Ask the Doctors by Eve Glazier, M.D. and Elizabeth Ko, M.D

Consider Low-Impact Exercise After Double Hip Replacement

Dear Doctor: Before I had a double hip replacement at 47, I was an avid daily runner, participating in several marathons per year and any charity event possible. Everything I've read says not to run with hip replacements. Do I really have to cut running out of my life?

Dear Reader: The advice regarding running and hip replacements relies on basic physics. The more stress you put on the new prosthetic joint, the more wear-and-tear can occur, and the sooner you may be a candidate for revision surgery to replace the device. And although the current wisdom is that a modest, even moderate, amount of running can be OK in some cases, the life you have described, with as many races as possible (and, we imagine, plenty of training in between) is not a good fit for someone with artificial hip joints.

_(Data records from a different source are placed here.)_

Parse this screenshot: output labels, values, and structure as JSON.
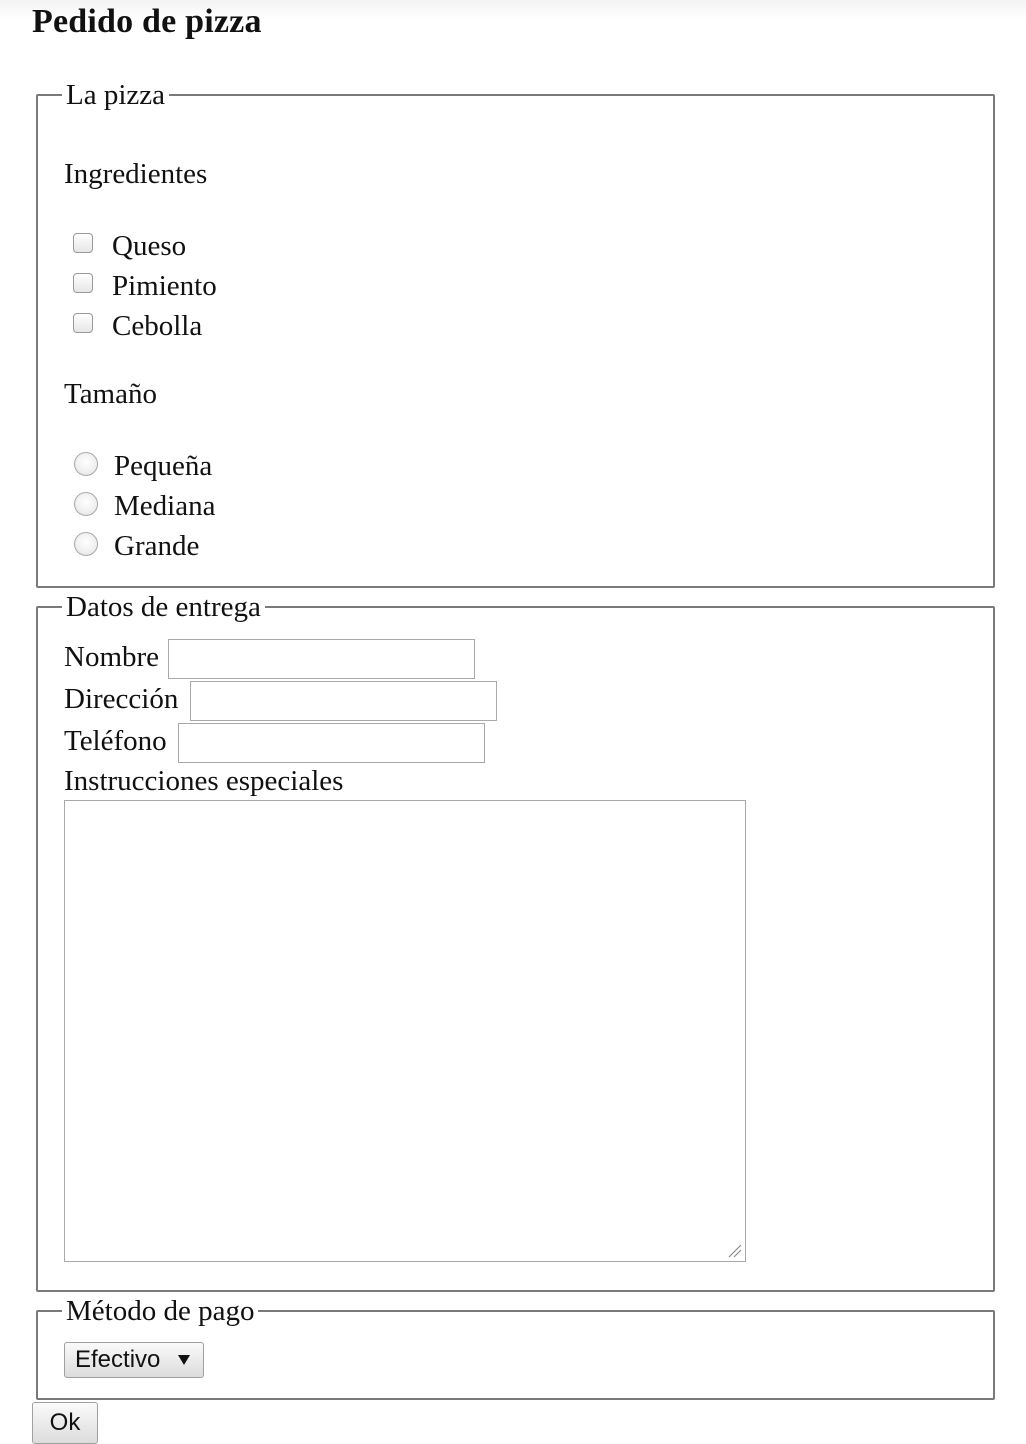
{
  "page": {
    "title": "Pedido de pizza"
  },
  "pizza": {
    "legend": "La pizza",
    "ingredients_title": "Ingredientes",
    "ingredients": [
      "Queso",
      "Pimiento",
      "Cebolla"
    ],
    "size_title": "Tamaño",
    "sizes": [
      "Pequeña",
      "Mediana",
      "Grande"
    ]
  },
  "delivery": {
    "legend": "Datos de entrega",
    "name_label": "Nombre",
    "name_value": "",
    "address_label": "Dirección",
    "address_value": "",
    "phone_label": "Teléfono",
    "phone_value": "",
    "instructions_label": "Instrucciones especiales",
    "instructions_value": ""
  },
  "payment": {
    "legend": "Método de pago",
    "selected": "Efectivo"
  },
  "submit": {
    "label": "Ok"
  }
}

In a total hip replacement, the surgeon removes the damaged or diseased bone and cartilage and replaces them with a prosthetic joint. People consider the surgery when medication, lifestyle changes or walking supports fail to have an effect on pain or impaired mobility. From its introduction in 1960, hip replacement has undergone a sustained evolution in surgical techniques, as well as the materials and technologies that go into making the artificial ball-and-socket joint.

However, the data regarding the effects of regular running after a total hip replacement haven't kept pace.

A few studies have looked into what happens when individuals with a total hip replacement continue their running regimens. The results suggested that running could be OK, but there is disagreement among scientists as to whether the sample sizes in those studies were adequate, and whether the subjects were followed for a long enough period of time.

A larger study published several years ago, in which hip replacement patients took part in a diverse range of physical activities, including running, uncovered some potential problems. Though not widespread among the participants, these included fractures, dislocation, loosening of the prosthesis and mechanical wear that resulted in the production of metal ions, which passed into the bloodstream. The long-term effects of this type of exposure are not yet understood.

But here's the good news. Although running isn't recommended for people with total hip replacements who would be new to the sport, it's a different story for experienced runners. Those individuals who had been regular runners before the surgery and who have completed their rehab period can take part in a moderate amount of running. Needless to say, there are some caveats.

-- Before you run a single step, get the OK from your surgeon and your physical therapist. This is non-negotiable. You've put a lot of effort, time and money into your new hips.

-- Take your time and get back into shape with low-impact exercises like swimming and stationary cycling.

-- Be aware of your stride. Twisting of any kind can cause the ball of the prosthesis to separate from the hip bone. Choose flat, straight surfaces that won't tax the joints.

-- Stick to the distance and frequency that your medical team allows.

(Send your questions to, or write: Ask the Doctors, c/o Media Relations, UCLA Health, 924 Westwood Blvd., Suite 350, Los Angeles, CA, 90095. Owing to the volume of mail, personal replies cannot be provided.)